Green Information and Communication Technology (ICT) is no longer a distant dream. GreenTouch, a global consortium organized by Alcatel-Lucent Bell Labs, is spearheading an initiative to innovate and create technologies that will allow networks to achieve an increase in energy efficiency by a factor of 1000. The hope is that the energy required to power today's communications networks, the internet included, for one day will eventually be enough to last... three years.
The failure of the Copenhagen climate change summit to formulate a successor to the Kyoto Protocol has cancelled hopes for the foreseeable future for any enforceable regulatory framework to deal with the global warming issue worldwide. Commentators have pointed the reticence of emerging economies along with recalcitrance of the US administration and the lobbying of powerful industrial interests. In Europe, Tax commissioner Semeta's proposal for a future EU carbon tax was placed on the backburner due to uncertainties on its economic effects.
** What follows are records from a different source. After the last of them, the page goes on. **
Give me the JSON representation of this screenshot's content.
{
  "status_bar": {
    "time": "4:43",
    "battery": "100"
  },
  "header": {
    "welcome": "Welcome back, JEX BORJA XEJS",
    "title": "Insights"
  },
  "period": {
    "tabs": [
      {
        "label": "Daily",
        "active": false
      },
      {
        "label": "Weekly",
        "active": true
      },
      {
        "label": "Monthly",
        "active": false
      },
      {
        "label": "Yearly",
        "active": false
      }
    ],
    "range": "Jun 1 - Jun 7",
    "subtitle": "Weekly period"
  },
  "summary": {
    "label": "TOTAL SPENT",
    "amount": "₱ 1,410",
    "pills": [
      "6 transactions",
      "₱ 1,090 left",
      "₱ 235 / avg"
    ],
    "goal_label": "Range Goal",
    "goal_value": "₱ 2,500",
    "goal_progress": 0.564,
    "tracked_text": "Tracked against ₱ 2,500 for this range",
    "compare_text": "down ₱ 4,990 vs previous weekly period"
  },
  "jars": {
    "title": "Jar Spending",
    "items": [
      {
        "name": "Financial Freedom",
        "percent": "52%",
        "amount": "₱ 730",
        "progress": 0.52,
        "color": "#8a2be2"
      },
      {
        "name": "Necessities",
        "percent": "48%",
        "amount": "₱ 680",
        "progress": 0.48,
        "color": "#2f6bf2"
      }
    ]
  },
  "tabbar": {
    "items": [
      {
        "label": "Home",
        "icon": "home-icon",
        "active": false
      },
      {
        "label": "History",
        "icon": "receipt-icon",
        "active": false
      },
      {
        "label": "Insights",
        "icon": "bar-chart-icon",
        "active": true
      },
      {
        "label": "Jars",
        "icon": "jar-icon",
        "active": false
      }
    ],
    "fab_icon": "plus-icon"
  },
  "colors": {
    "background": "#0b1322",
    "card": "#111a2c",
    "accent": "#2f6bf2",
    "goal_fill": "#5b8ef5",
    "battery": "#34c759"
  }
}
Observers have thus been left with three overriding questions: Where are we in the theoretical debate? What could be the next steps in the development of a low carbon fiscal model? What will be the economic impact of any future changes?
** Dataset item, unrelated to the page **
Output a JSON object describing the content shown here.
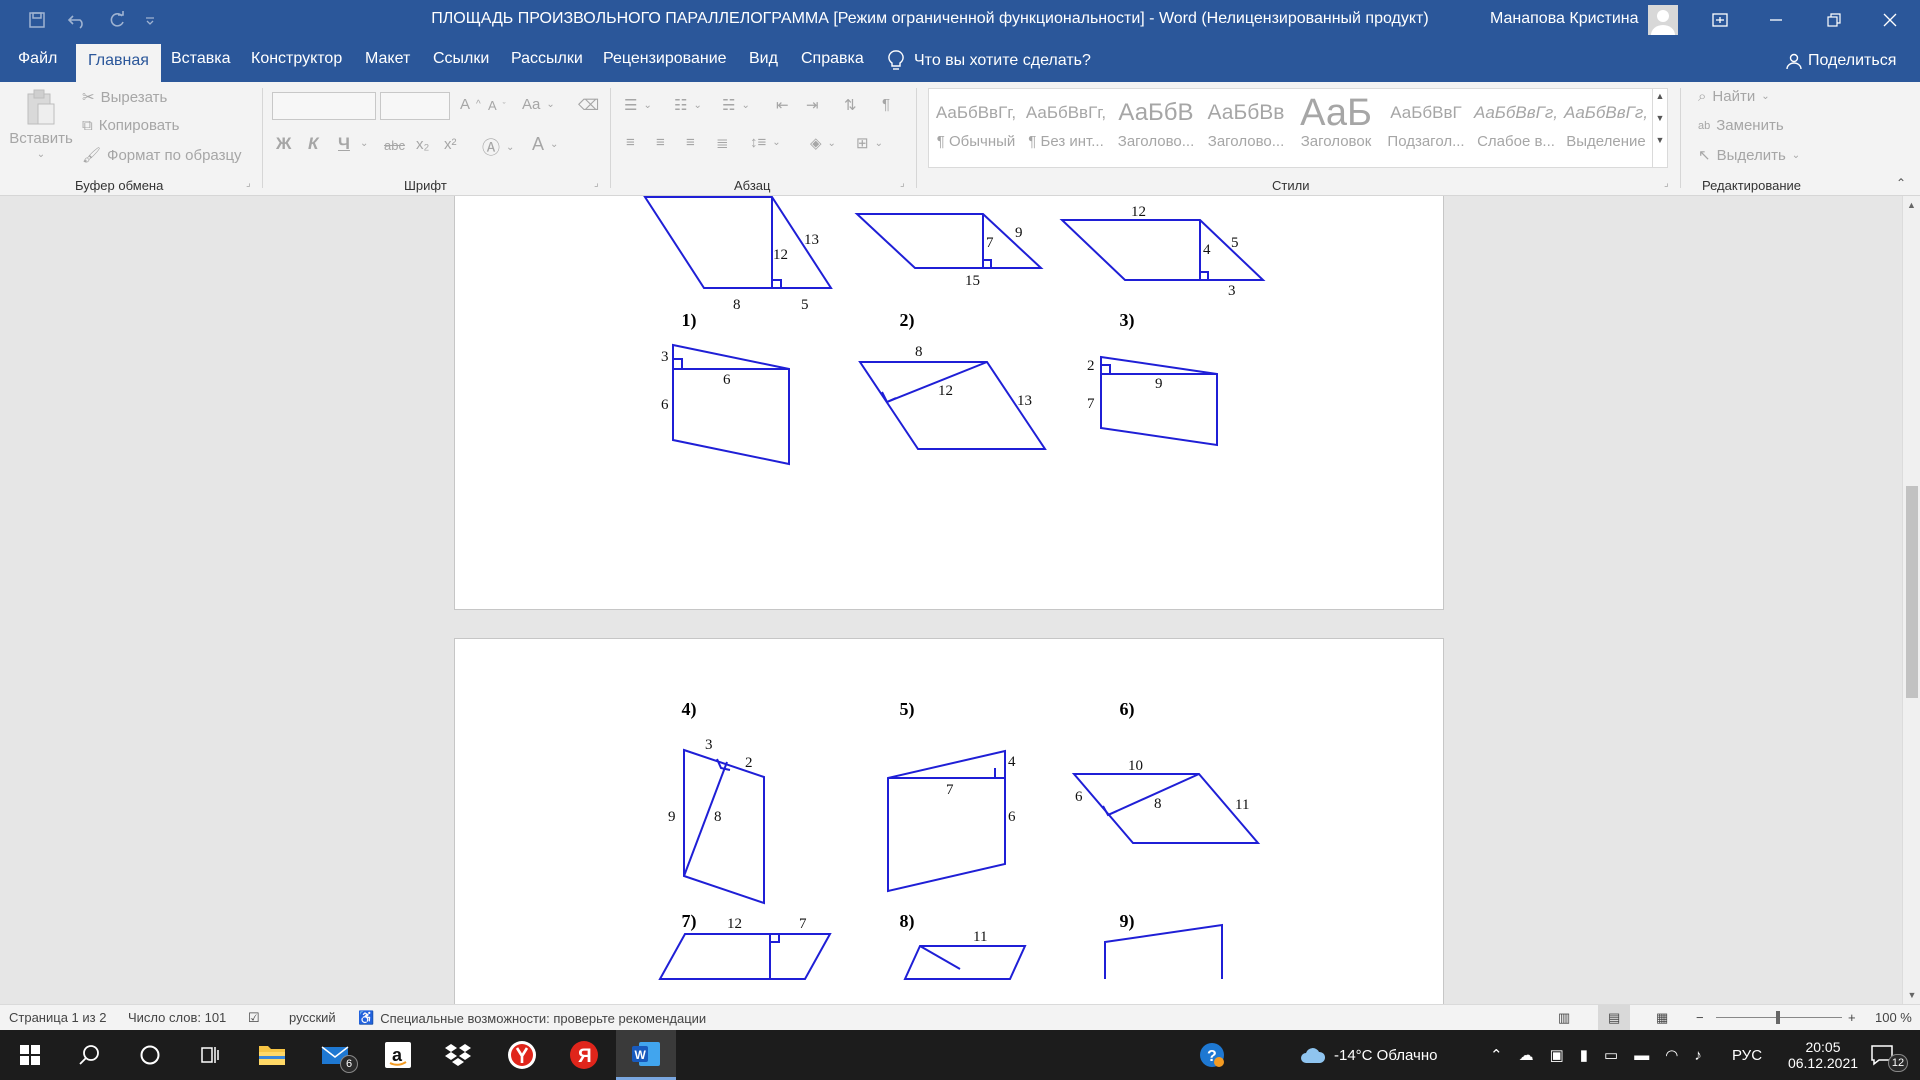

The combined challenges of energy and environmental security pose important national security questions and risks that, with few exceptions, remain poorly formulated and understood today. This article, adapted from a keynote address given by Carol Dumaine at the 8th International Security Forum in Geneva, Switzerland, shines light on these issues and calls for a common security framework to strengthen our ability to cope with global change.
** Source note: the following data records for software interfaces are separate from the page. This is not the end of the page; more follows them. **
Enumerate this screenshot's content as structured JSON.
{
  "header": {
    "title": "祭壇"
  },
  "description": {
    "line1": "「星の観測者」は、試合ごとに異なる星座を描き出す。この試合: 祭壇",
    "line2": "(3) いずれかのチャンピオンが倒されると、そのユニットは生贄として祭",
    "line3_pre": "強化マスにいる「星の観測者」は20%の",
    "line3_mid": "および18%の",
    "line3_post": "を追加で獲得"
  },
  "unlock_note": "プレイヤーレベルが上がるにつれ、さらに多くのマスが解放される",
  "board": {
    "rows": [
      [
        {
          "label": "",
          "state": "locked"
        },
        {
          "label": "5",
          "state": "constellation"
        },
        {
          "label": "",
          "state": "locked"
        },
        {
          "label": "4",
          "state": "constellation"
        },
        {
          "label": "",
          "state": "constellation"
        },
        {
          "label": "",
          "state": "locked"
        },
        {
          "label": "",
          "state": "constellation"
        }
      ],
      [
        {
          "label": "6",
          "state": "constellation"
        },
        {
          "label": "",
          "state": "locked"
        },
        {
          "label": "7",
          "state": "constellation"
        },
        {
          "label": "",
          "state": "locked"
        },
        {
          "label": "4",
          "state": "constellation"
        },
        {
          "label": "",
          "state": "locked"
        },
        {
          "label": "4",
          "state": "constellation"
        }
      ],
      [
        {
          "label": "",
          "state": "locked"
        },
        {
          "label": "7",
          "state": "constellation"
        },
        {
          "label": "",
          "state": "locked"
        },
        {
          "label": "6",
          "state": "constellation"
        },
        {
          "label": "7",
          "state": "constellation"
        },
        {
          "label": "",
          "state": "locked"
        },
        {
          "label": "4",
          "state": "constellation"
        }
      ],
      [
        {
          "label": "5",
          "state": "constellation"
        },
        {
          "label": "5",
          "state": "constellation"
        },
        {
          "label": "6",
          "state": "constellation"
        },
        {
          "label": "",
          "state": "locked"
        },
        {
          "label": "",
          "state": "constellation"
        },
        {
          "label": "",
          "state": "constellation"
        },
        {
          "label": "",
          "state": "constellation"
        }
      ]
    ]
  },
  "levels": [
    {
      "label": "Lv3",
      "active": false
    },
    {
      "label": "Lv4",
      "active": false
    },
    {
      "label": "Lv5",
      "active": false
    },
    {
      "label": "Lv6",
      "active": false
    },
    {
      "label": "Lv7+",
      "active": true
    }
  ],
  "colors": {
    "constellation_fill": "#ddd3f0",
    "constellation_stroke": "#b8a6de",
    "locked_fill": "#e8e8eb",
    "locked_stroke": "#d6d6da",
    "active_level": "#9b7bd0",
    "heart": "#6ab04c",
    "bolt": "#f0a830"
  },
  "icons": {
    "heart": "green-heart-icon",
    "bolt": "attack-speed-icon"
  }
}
The scientific jury may still be out on the causes of global warming (though most polls suggest roughly 11 of 12 climatologists see fossil fuel consumption as the literal smoking gun), but for non-experts, the large number of record-breaking high temperatures, floods, and other extreme weather events in 2010 has shifted the debate from asking is the weather changing to what will happen next.
Since the beginning of the industrial era, human activities have added new sources of climate variation to the above natural causes, which bring about atmospheric change.
Rarely has a debate preoccupied the media and public opinion as much as the one that is raging today on climate change and the possible impact of human activities.
It is not only in the financial sector that mathematical models are contested. Climate predictions are also subject to criticism from those who attribute fluctuations in global temperature to misconceived equations. For the past ten years, and especially recently, the scientific community has been tearing itself apart over an apparently simple question: Is the earth getting warmer and if so, is it because of human activity? Why such a heated debate? Because, behind this "simple" question lies one that is more profound, more political, and philosophical than it is scientific: Is humankind harming the planet?
Japanese fishermen reel in nets weighed down by jellyfish the size of small refrigerators. Tons of green algae wash up on the coast of Brittany, emitting enough hydrogen sulfide that it kills a horse- and leaves its rider unconscious. It might sound like the first reel of a cheap science fiction movie. Unfortunately, it's not. Many scientists believe these phenomena are actually symptoms of how global warming is changing the ecology of the oceans -a threat that may prove even more serious than atmospheric warming.